Is it reasonable to say that we’re all in arrangement that there is not room for anyone else in the Democratic main aside from Biden unless, of course, he doesn’t run? Yes! The fact that nobody easily comes to mind tells me yes. Yes. OK, time to discuss the Republican side of things.
Of those, De, Santis is the only one who (currently) seems capable of beating Trump needs to the former president undoubtedly run.
After all, we saw in 2016 that the Republican primaries’ usage of winner-take-all or winner-take-most delegate systems assisted Trump quite conveniently win the nomination with just a plurality of the main vote. If you get a number of candidates splitting up the vote not going for Trump, it’s just going to make it easier for him to win.
You’re not challenging a sitting president, and there certainly seems to be at least some hesitancy over Trump and the concept that he has too much baggage and may not be able to win in a general election again. A New York Times/Siena College survey from last month found, for example, that almost half of Americans who prepared to vote in the 2024 Republican politician primary would select a prospect besides Trump in a main race.
I’m pleased you raised that poll, because I thought that was an interesting way to frame the outcomes, as one might also argue from that survey that Trump is still the indisputable leader. He was first, with 49 percent assistance, and De, Santis was in second, at 25 percent.
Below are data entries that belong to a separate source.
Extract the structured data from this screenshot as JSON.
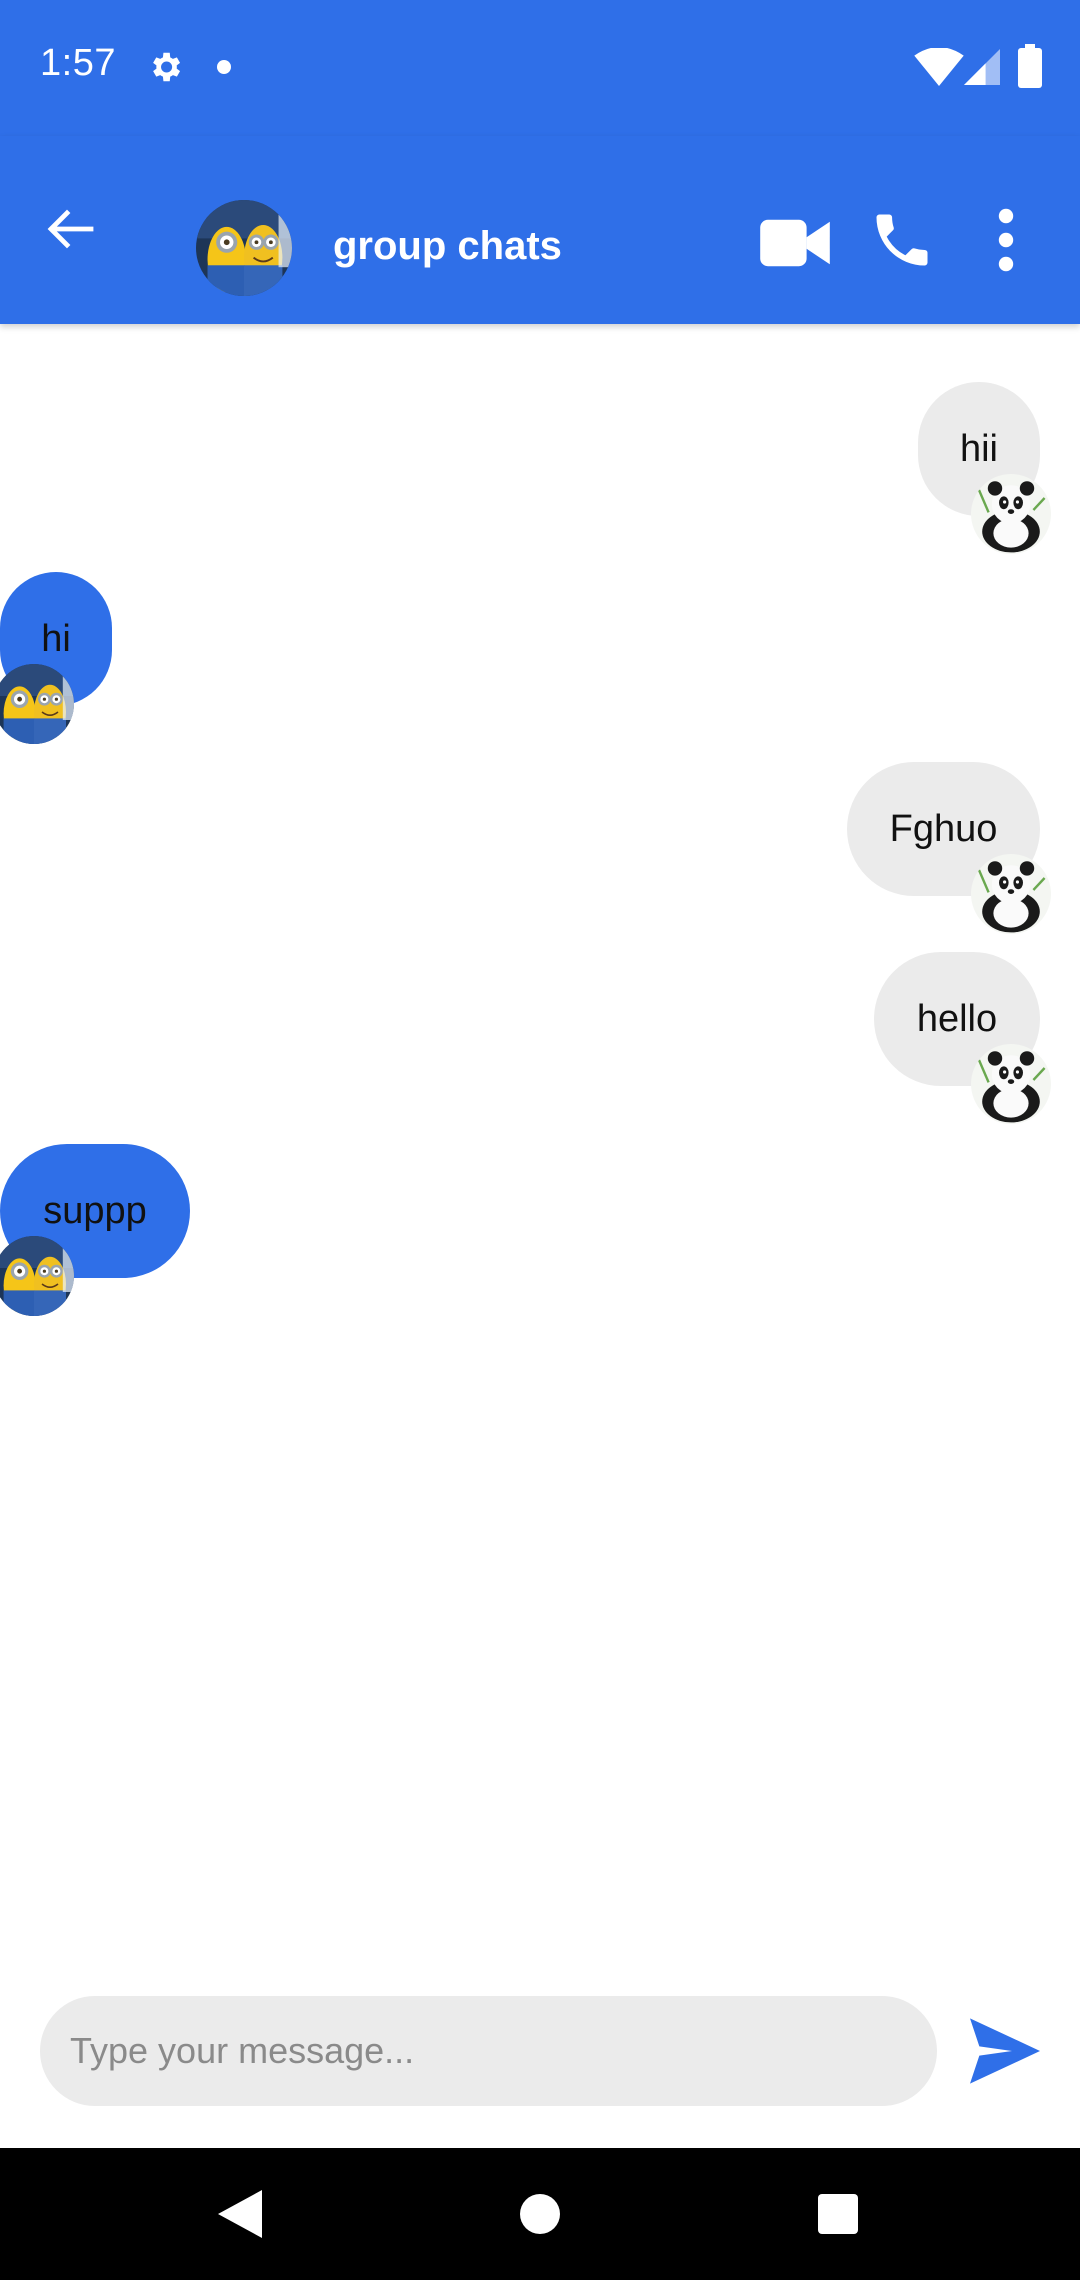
{
  "status_bar": {
    "time": "1:57",
    "icons": [
      "gear-icon",
      "notification-dot-icon",
      "wifi-icon",
      "cell-signal-icon",
      "battery-icon"
    ]
  },
  "app_bar": {
    "title": "group chats",
    "back_icon": "arrow-left-icon",
    "avatar": "minions-avatar",
    "actions": [
      "video-call-icon",
      "phone-icon",
      "more-vert-icon"
    ]
  },
  "messages": [
    {
      "text": "hii",
      "direction": "outgoing",
      "avatar": "panda-avatar"
    },
    {
      "text": "hi",
      "direction": "incoming",
      "avatar": "minions-avatar"
    },
    {
      "text": "Fghuo",
      "direction": "outgoing",
      "avatar": "panda-avatar"
    },
    {
      "text": "hello",
      "direction": "outgoing",
      "avatar": "panda-avatar"
    },
    {
      "text": "suppp",
      "direction": "incoming",
      "avatar": "minions-avatar"
    }
  ],
  "composer": {
    "placeholder": "Type your message...",
    "value": "",
    "send_icon": "send-icon"
  },
  "nav_bar": {
    "icons": [
      "nav-back-icon",
      "nav-home-icon",
      "nav-recents-icon"
    ]
  },
  "colors": {
    "primary": "#2f6fe8",
    "outgoing_bubble": "#ebebeb",
    "incoming_bubble": "#2f6fe8",
    "text": "#111111",
    "nav_bar": "#000000"
  }
}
There is certainly more room for an opposition to Trump than to Biden, however Trump would still be favored. According to a current Politico/Morning Consult poll, 56 percent of Republican and independent registered voters said they would support Trump, while 18 percent stated they would support De, Santis, 8 percent said they would support Pence and a lot of other prospects all got 2 percent or less.
According to that You, Gov/Yahoo News survey I mentioned previously, Trump beats De, Santis 44 percent to 35 percent among registered voters in a direct matchup. Definitely, but this point (from the Times reporting on the survey) was an interesting contrast to me: “His share of the Republican primary electorate is less than Hillary Clinton’s among Democrats was at the start of the 2016 race.” Obviously, Clinton ultimately won that race, but it wasn’t a warranty Sanders gave her a genuine run for her money.
The Times might have also compared Trump to Gore’s position in 1999. He, of course, went on to win the primary without much trouble. That stated, De, Santis is clearly a genuine risk to Trump; a 9-point lead in the surveys is not secure. That’s especially true because Trump has universal name acknowledgment, while De, Santis doesn’t.
I understand we had a chat back then about whether Trump’s grip on the GOP is still strong. At the time, I said that Trump may be weaker than some wish to confess, but after Tuesday night’s outcomes most significantly Wyoming Rep. Liz Cheney’s main loss combined with the fates of the 9 other Republicans who voted to impeach the previous president I really believe it’ll be truly difficult for another Republican to cut through his power.